■ **The problem**: Retype the whole of the data exactly.

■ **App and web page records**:

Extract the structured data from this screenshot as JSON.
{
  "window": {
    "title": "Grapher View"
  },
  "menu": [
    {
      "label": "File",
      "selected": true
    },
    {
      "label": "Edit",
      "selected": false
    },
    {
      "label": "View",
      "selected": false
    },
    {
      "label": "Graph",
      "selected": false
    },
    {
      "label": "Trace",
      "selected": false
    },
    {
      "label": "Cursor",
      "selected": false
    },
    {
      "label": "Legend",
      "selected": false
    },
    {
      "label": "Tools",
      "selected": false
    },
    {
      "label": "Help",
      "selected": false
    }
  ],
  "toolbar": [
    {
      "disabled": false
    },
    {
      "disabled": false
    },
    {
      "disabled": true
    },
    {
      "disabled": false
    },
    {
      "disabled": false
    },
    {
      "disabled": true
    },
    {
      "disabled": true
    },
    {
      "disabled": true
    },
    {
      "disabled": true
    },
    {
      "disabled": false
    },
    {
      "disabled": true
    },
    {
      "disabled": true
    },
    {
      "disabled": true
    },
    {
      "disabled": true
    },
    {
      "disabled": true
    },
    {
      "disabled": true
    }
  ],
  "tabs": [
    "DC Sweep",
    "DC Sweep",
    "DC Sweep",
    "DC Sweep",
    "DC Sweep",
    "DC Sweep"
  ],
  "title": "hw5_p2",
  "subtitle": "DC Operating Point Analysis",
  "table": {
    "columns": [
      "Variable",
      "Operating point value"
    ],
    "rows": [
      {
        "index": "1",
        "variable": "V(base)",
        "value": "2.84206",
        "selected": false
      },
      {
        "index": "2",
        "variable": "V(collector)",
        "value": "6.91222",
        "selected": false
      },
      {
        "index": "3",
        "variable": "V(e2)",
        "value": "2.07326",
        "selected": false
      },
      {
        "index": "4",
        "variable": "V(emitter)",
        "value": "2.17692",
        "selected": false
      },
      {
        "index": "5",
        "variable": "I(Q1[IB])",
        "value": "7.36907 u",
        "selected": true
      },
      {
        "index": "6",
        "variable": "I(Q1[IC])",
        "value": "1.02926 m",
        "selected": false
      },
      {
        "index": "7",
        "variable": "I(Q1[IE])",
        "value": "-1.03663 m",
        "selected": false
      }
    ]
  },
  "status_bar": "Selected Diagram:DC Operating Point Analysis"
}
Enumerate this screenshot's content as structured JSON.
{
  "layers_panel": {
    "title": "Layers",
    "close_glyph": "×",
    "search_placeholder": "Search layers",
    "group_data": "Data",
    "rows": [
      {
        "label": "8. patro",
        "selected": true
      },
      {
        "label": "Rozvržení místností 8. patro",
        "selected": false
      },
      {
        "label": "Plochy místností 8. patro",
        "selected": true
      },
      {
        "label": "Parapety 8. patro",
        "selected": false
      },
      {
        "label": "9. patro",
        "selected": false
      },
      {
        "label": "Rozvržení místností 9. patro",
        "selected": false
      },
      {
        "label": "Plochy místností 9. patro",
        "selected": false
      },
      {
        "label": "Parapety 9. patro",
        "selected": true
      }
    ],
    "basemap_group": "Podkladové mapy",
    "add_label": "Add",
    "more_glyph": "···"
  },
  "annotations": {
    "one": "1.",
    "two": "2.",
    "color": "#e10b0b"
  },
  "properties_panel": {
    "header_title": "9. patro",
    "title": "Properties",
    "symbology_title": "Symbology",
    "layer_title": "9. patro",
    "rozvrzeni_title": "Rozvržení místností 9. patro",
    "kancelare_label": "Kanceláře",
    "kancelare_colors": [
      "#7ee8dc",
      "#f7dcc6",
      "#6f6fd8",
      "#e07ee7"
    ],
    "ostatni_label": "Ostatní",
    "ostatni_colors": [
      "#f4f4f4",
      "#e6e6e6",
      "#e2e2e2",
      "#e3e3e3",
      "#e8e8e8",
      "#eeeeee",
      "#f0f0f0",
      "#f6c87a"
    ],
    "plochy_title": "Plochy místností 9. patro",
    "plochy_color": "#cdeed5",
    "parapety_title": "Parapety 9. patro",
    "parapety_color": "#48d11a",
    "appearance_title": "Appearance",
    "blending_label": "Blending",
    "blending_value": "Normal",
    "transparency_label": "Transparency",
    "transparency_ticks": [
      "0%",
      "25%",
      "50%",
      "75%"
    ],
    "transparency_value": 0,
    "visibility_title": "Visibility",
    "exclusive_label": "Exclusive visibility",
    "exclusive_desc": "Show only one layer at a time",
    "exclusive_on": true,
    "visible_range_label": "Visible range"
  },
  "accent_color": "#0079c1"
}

■ **Result below**:
Extract the structured data from this screenshot as JSON.
{
  "window": {
    "title": "Grapher View"
  },
  "menu": [
    {
      "label": "File",
      "selected": true
    },
    {
      "label": "Edit",
      "selected": false
    },
    {
      "label": "View",
      "selected": false
    },
    {
      "label": "Graph",
      "selected": false
    },
    {
      "label": "Trace",
      "selected": false
    },
    {
      "label": "Cursor",
      "selected": false
    },
    {
      "label": "Legend",
      "selected": false
    },
    {
      "label": "Tools",
      "selected": false
    },
    {
      "label": "Help",
      "selected": false
    }
  ],
  "toolbar": [
    {
      "disabled": false
    },
    {
      "disabled": false
    },
    {
      "disabled": true
    },
    {
      "disabled": false
    },
    {
      "disabled": false
    },
    {
      "disabled": true
    },
    {
      "disabled": true
    },
    {
      "disabled": true
    },
    {
      "disabled": true
    },
    {
      "disabled": false
    },
    {
      "disabled": true
    },
    {
      "disabled": true
    },
    {
      "disabled": true
    },
    {
      "disabled": true
    },
    {
      "disabled": true
    },
    {
      "disabled": true
    }
  ],
  "tabs": [
    "DC Sweep",
    "DC Sweep",
    "DC Sweep",
    "DC Sweep",
    "DC Sweep",
    "DC Sweep"
  ],
  "title": "hw5_p2",
  "subtitle": "DC Operating Point Analysis",
  "table": {
    "columns": [
      "Variable",
      "Operating point value"
    ],
    "rows": [
      {
        "index": "1",
        "variable": "V(base)",
        "value": "2.84206",
        "selected": false
      },
      {
        "index": "2",
        "variable": "V(collector)",
        "value": "6.91222",
        "selected": false
      },
      {
        "index": "3",
        "variable": "V(e2)",
        "value": "2.07326",
        "selected": false
      },
      {
        "index": "4",
        "variable": "V(emitter)",
        "value": "2.17692",
        "selected": false
      },
      {
        "index": "5",
        "variable": "I(Q1[IB])",
        "value": "7.36907 u",
        "selected": true
      },
      {
        "index": "6",
        "variable": "I(Q1[IC])",
        "value": "1.02926 m",
        "selected": false
      },
      {
        "index": "7",
        "variable": "I(Q1[IE])",
        "value": "-1.03663 m",
        "selected": false
      }
    ]
  },
  "status_bar": "Selected Diagram:DC Operating Point Analysis"
}
Enumerate this screenshot's content as structured JSON.
{
  "layers_panel": {
    "title": "Layers",
    "close_glyph": "×",
    "search_placeholder": "Search layers",
    "group_data": "Data",
    "rows": [
      {
        "label": "8. patro",
        "selected": true
      },
      {
        "label": "Rozvržení místností 8. patro",
        "selected": false
      },
      {
        "label": "Plochy místností 8. patro",
        "selected": true
      },
      {
        "label": "Parapety 8. patro",
        "selected": false
      },
      {
        "label": "9. patro",
        "selected": false
      },
      {
        "label": "Rozvržení místností 9. patro",
        "selected": false
      },
      {
        "label": "Plochy místností 9. patro",
        "selected": false
      },
      {
        "label": "Parapety 9. patro",
        "selected": true
      }
    ],
    "basemap_group": "Podkladové mapy",
    "add_label": "Add",
    "more_glyph": "···"
  },
  "annotations": {
    "one": "1.",
    "two": "2.",
    "color": "#e10b0b"
  },
  "properties_panel": {
    "header_title": "9. patro",
    "title": "Properties",
    "symbology_title": "Symbology",
    "layer_title": "9. patro",
    "rozvrzeni_title": "Rozvržení místností 9. patro",
    "kancelare_label": "Kanceláře",
    "kancelare_colors": [
      "#7ee8dc",
      "#f7dcc6",
      "#6f6fd8",
      "#e07ee7"
    ],
    "ostatni_label": "Ostatní",
    "ostatni_colors": [
      "#f4f4f4",
      "#e6e6e6",
      "#e2e2e2",
      "#e3e3e3",
      "#e8e8e8",
      "#eeeeee",
      "#f0f0f0",
      "#f6c87a"
    ],
    "plochy_title": "Plochy místností 9. patro",
    "plochy_color": "#cdeed5",
    "parapety_title": "Parapety 9. patro",
    "parapety_color": "#48d11a",
    "appearance_title": "Appearance",
    "blending_label": "Blending",
    "blending_value": "Normal",
    "transparency_label": "Transparency",
    "transparency_ticks": [
      "0%",
      "25%",
      "50%",
      "75%"
    ],
    "transparency_value": 0,
    "visibility_title": "Visibility",
    "exclusive_label": "Exclusive visibility",
    "exclusive_desc": "Show only one layer at a time",
    "exclusive_on": true,
    "visible_range_label": "Visible range"
  },
  "accent_color": "#0079c1"
}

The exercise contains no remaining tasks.